During his term as Chief Minister he was embroiled in a scam involving the change of reservation of a plot of land in Pune, which was being developed by his son-in-law, Girish Vyas.[7] Just a couple of months prior to the High Court of Mumbai passing a verdict against Girish Vyas and terming the housing complex "Sundew", illegal, under severe pressure from Vijay Kumbhar an RTI activist from Pune,[8] Joshi resigned.[9]

Later, the Supreme Court upheld the decision of the High Court[10] but set aside the order to conduct criminal investigation against the former Chief Minister.[11]

Lok Sabha and Speaker[edit]

He was promoted to the Lok Sabha when he won from Central Mumbai in the 1999 General Elections. He was the Speaker of the Lok Sabha from 2002 to 2004 during the National Democratic Alliance (NDA) administration.

He was elected for a six-year term to the Rajya Sabha on 20 March 2006.[12] after being defeated in the previous Lok Sabha election from the Central Mumbai constituency.

See also[edit]


  1. ^ Joshi, Manohar (18 November 2012). "Balasaheb Thackeray stood behind his men like a mountain". Hindustan Times. Archived from the original on 9 November 2014. Retrieved 3 August 2015.
  2. ^ "Civic body starts school at Sundew apartments". The Times of India. 1 October 2013. Retrieved 8 September 2019.
  3. ^ "Former Speakers". Office of the Speaker of Lok Sabha, New Delhi. Retrieved 16 July 2012.
  4. ^ Ananth, Venkat (28 October 2014). "A brief history of Maharashtra's chief ministers". mint. Retrieved 13 January 2021.
  5. ^ "The Shiv Sena indicted". Archived from the original on 28 March 2013. Retrieved 14 June 2013. The Sena-Bharatiya Janata Party Government in Maharashtra has rejected the core of the report, which was presented before the two Houses of the legislature on August 6 along with a memorandum of action to be taken thereon. The Action Taken Report (ATR), seeks to establish that the report is one-sided. Going further, Chief Minister Manohar Joshi termed the report "anti-Hindu, pro-Muslim and biased."
  6. ^ Smita Narula (1999). Broken People: Caste Violence Against India's "untouchables". Human Rights Watch. ISBN 1564322289. The reports findings were presented to the government of Maharashtra on February 16, 1998, more than five years after the riots took place.

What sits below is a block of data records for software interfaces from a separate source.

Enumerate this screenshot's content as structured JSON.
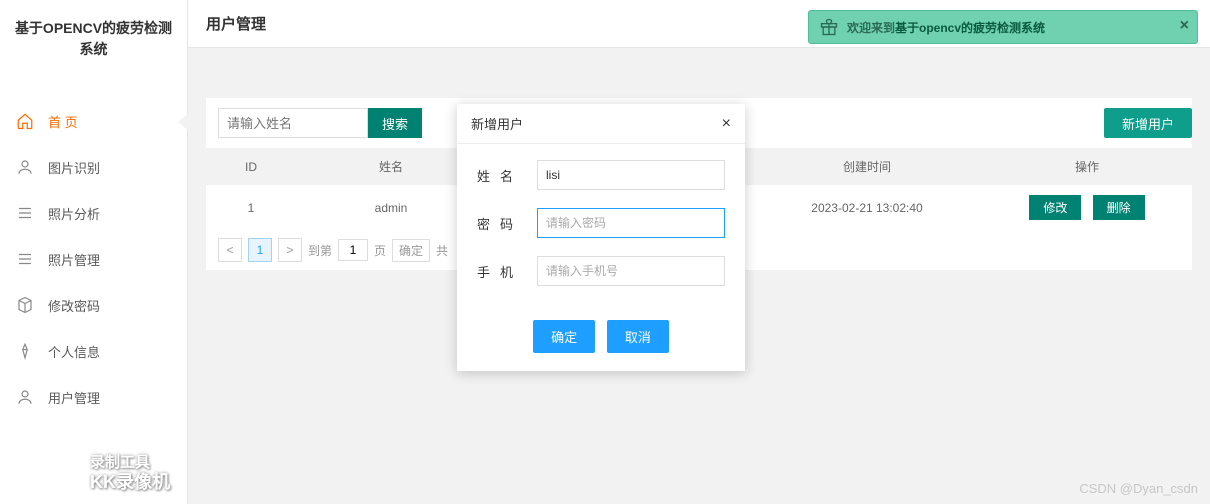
{
  "app": {
    "title": "基于OPENCV的疲劳检测系统"
  },
  "nav": {
    "items": [
      {
        "label": "首 页",
        "icon": "home"
      },
      {
        "label": "图片识别",
        "icon": "user"
      },
      {
        "label": "照片分析",
        "icon": "list"
      },
      {
        "label": "照片管理",
        "icon": "list"
      },
      {
        "label": "修改密码",
        "icon": "cube"
      },
      {
        "label": "个人信息",
        "icon": "pen"
      },
      {
        "label": "用户管理",
        "icon": "user"
      }
    ]
  },
  "header": {
    "title": "用户管理"
  },
  "banner": {
    "prefix": "欢迎来到",
    "bold": "基于opencv的疲劳检测系统"
  },
  "search": {
    "placeholder": "请输入姓名",
    "button": "搜索"
  },
  "add_btn": "新增用户",
  "table": {
    "headers": {
      "id": "ID",
      "name": "姓名",
      "created": "创建时间",
      "ops": "操作"
    },
    "row": {
      "id": "1",
      "name": "admin",
      "created": "2023-02-21 13:02:40"
    },
    "ops": {
      "edit": "修改",
      "del": "删除"
    }
  },
  "pager": {
    "to_prefix": "到第",
    "page_val": "1",
    "page_suffix": "页",
    "confirm": "确定",
    "total_prefix": "共",
    "cur": "1"
  },
  "modal": {
    "title": "新增用户",
    "labels": {
      "name": "姓名",
      "pwd": "密码",
      "phone": "手机"
    },
    "name_value": "lisi",
    "pwd_placeholder": "请输入密码",
    "phone_placeholder": "请输入手机号",
    "ok": "确定",
    "cancel": "取消"
  },
  "watermark": {
    "line1": "录制工具",
    "line2": "KK录像机"
  },
  "csdn": "CSDN @Dyan_csdn"
}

The report determined that the riots were the result of a deliberate and systematic effort to incite violence against Muslims and singled out Shiv Sena leader Bal Thackeray and Chief Minister Manohar Joshi as responsible. The Shiv Sena-BJP government, however, refused to adopt the commission's recommendations and instead labeled the report anti-Hindu.
  7. ^ "Supreme Court indicts Manohar Joshi over land misuse case".
  8. ^ "Victory for RTI activist in battle against former CM's son-in-law". mid-day. 13 October 2011.
  9. ^ "Pune land controversy back to haunt Shiv Sena". Hindustan Times. 13 October 2011.
  10. ^ "Hand over Sundew Apartment or let PMC raze it: SC to Vyas Construction - Indian Express". Indian Express. 13 October 2011. Retrieved 27 September 2020.
  11. ^ "Former CM Joshi pays 25,000 to petitioner". The Times of India. Archived from the original on 20 July 2012.
  12. ^ "Arjun, Bhardwaj, Shinde elected unopposed to Rajya Sabha". 20 March 2006. Retrieved 27 September 2020.

External links[edit]

Lok Sabha
Preceded by
Ramdas Athawale
Member of Parliament
for Mumbai North Central

1999 – 2004
Succeeded by
Eknath Gaikwad
Political offices
Preceded by
Sharad Pawar
Chief Minister of Maharashtra
14 March 1995 – 31 January 1999
Succeeded by
Narayan Rane
Preceded by
G. M. C. Balayogi
Speaker of Lok Sabha
2002 – 2004
Succeeded by
Somnath Chatterjee